significant recession as Russia cuts off remaining energy supply. Bremmer said he expects a 2-3 percent contraction in EU economies, but not a reduction of sanctions. The EU is economically more vulnerable, but politically stronger. "Over the last 6 months, Russia went from being a small China to a large Iran-completely cut off by advanced industrial economies;' said Bremmer. Food and fertilizer prices will continue to move higher. Distribution challenges could lead to food stress and forced migration in developing economies.
3. The future for China. Amid underperformance for state-owned enterprises and the failed zero -COVID policy, China is seeing significant economic challenges amid the "worst demographic collapse of any major economy than we have experienced historically:' "As I look out five years, ten years, I no longer see a country that is going to dominate and capture the economies of other countries around the world;' said Bremmer. "I actually see an economy that's going to focus more on China in some of the analogous ways that the United States-for different reasons-is focusing more on the United States ... China is increasingly a developed country, oriented more toward the status quo:'
4. Climate change and the energy transition. Momentum is shifting due to the war in Ukraine. Renewable energy costs are decreasing and even "next generation" nuclear is being explored. "When we talk about transition, we should also be talking about bridge energies such as LNG [liquified natural gas], which are absolutely critical:' However, higher energy prices due to the Russia-Ukraine war will have an outsized impact on developing economies. Banks have returned to fossil fuel financing, a necessary but disappointing outcome for advocates of the 1.5°C target temperature rise (relative to pre industrial levels). "That goal is slipping away;' said Bremmer. "Ultimately, we're going to need massive redistribution to pay developing economies not to use coal:'
5. Cyber defense requires coordination. "The good news is that a number of U.S. technology companies are working closely with the U.S. government to try to improve defensive capabilities:' said Bremmer. "But there are number of major Silicon Valley companies that say, 'We don't want the U.S. government, we just want to do business. But there's no question that there are a lot of softer targets out there schools, hospitals, agricultural collectives, pipelines ... If you have committed actors out there and they want to go after you, you can be taken down:' Bremmer warned that state actors and international terrorist organizations will continue to attempt debilitating cyberattacks. So far, he said many haven't worked, "but they've come close:'
Webcast survey results*

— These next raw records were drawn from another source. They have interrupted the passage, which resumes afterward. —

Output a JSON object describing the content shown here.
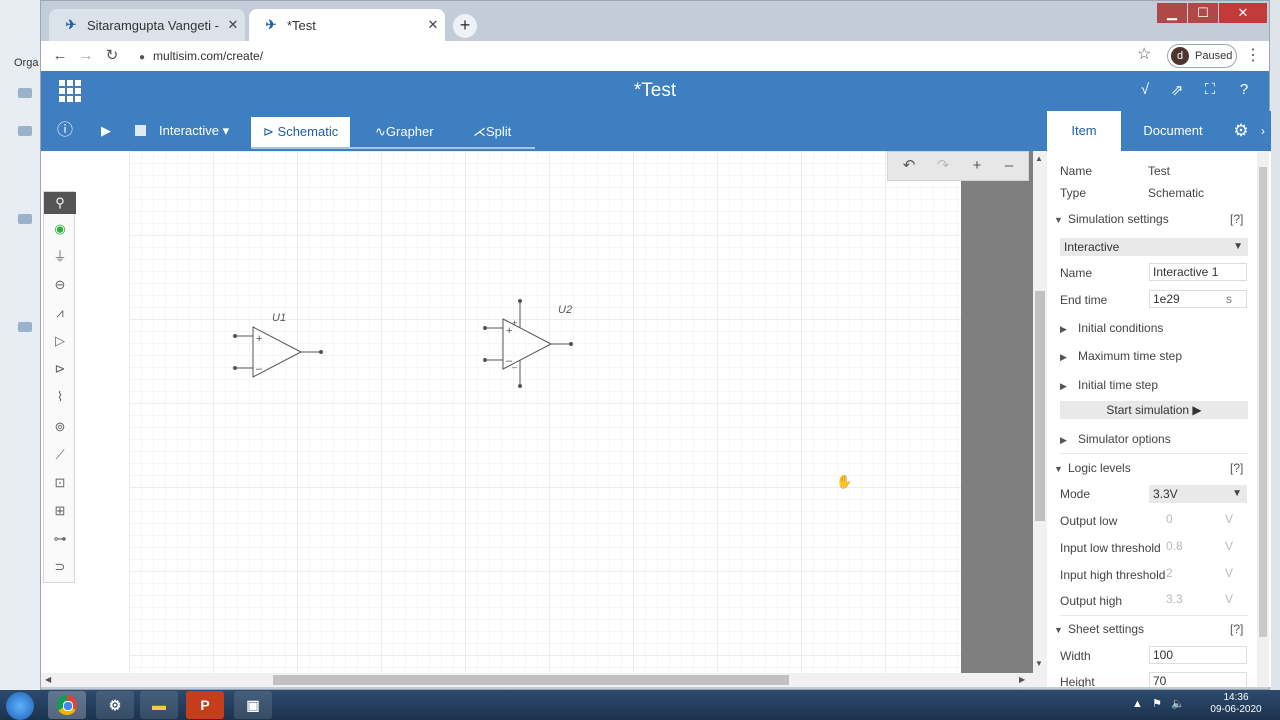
{
  "desktop": {
    "left_text": "Orga"
  },
  "browser": {
    "tabs": [
      {
        "label": "Sitaramgupta Vangeti - M",
        "icon": "multisim-logo-icon"
      },
      {
        "label": "*Test",
        "icon": "multisim-logo-icon"
      }
    ],
    "url": "multisim.com/create/",
    "profile": {
      "initial": "d",
      "status": "Paused"
    }
  },
  "app": {
    "title": "*Test",
    "icons": [
      "probe-icon",
      "share-icon",
      "fullscreen-icon",
      "help-icon"
    ]
  },
  "toolbar": {
    "mode_label": "Interactive",
    "tabs": {
      "schematic": "Schematic",
      "grapher": "Grapher",
      "split": "Split"
    }
  },
  "schematic": {
    "components": [
      {
        "ref": "U1",
        "type": "opamp-3-terminal"
      },
      {
        "ref": "U2",
        "type": "opamp-5-terminal"
      }
    ]
  },
  "panel": {
    "tabs": {
      "item": "Item",
      "document": "Document"
    },
    "name_label": "Name",
    "name_value": "Test",
    "type_label": "Type",
    "type_value": "Schematic",
    "simulation": {
      "title": "Simulation settings",
      "help": "[?]",
      "mode": "Interactive",
      "name_label": "Name",
      "name_value": "Interactive 1",
      "end_time_label": "End time",
      "end_time_value": "1e29",
      "end_time_unit": "s",
      "initial_conditions": "Initial conditions",
      "max_time_step": "Maximum time step",
      "initial_time_step": "Initial time step",
      "start_button": "Start simulation ▶",
      "simulator_options": "Simulator options"
    },
    "logic": {
      "title": "Logic levels",
      "help": "[?]",
      "mode_label": "Mode",
      "mode_value": "3.3V",
      "output_low_label": "Output low",
      "output_low": "0",
      "input_low_label": "Input low threshold",
      "input_low": "0.8",
      "input_high_label": "Input high threshold",
      "input_high": "2",
      "output_high_label": "Output high",
      "output_high": "3.3",
      "unit": "V"
    },
    "sheet": {
      "title": "Sheet settings",
      "help": "[?]",
      "width_label": "Width",
      "width_value": "100",
      "height_label": "Height",
      "height_value": "70"
    }
  },
  "taskbar": {
    "time": "14:36",
    "date": "09-06-2020"
  }
}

How frequently does your board actively assess geopolitical issues and their potential impact on strategy and risk?
Which geopolitical issue do you believe will have the greatest long-term impact on your company over the next 3-5 years?
Among 393 self-identified corporate directors surveyed in advance of the September 15, 2022, KPMG BLC quarterly webcast. Does not equal 100% due to rounding.
The views and opinions expressed herein are those of the speakers and do not necessarily represent the views and opinions of KPMG LLP.
For more information, download the full report below.
- Directors Quarterly - October 2022 (PDF/0.3MB)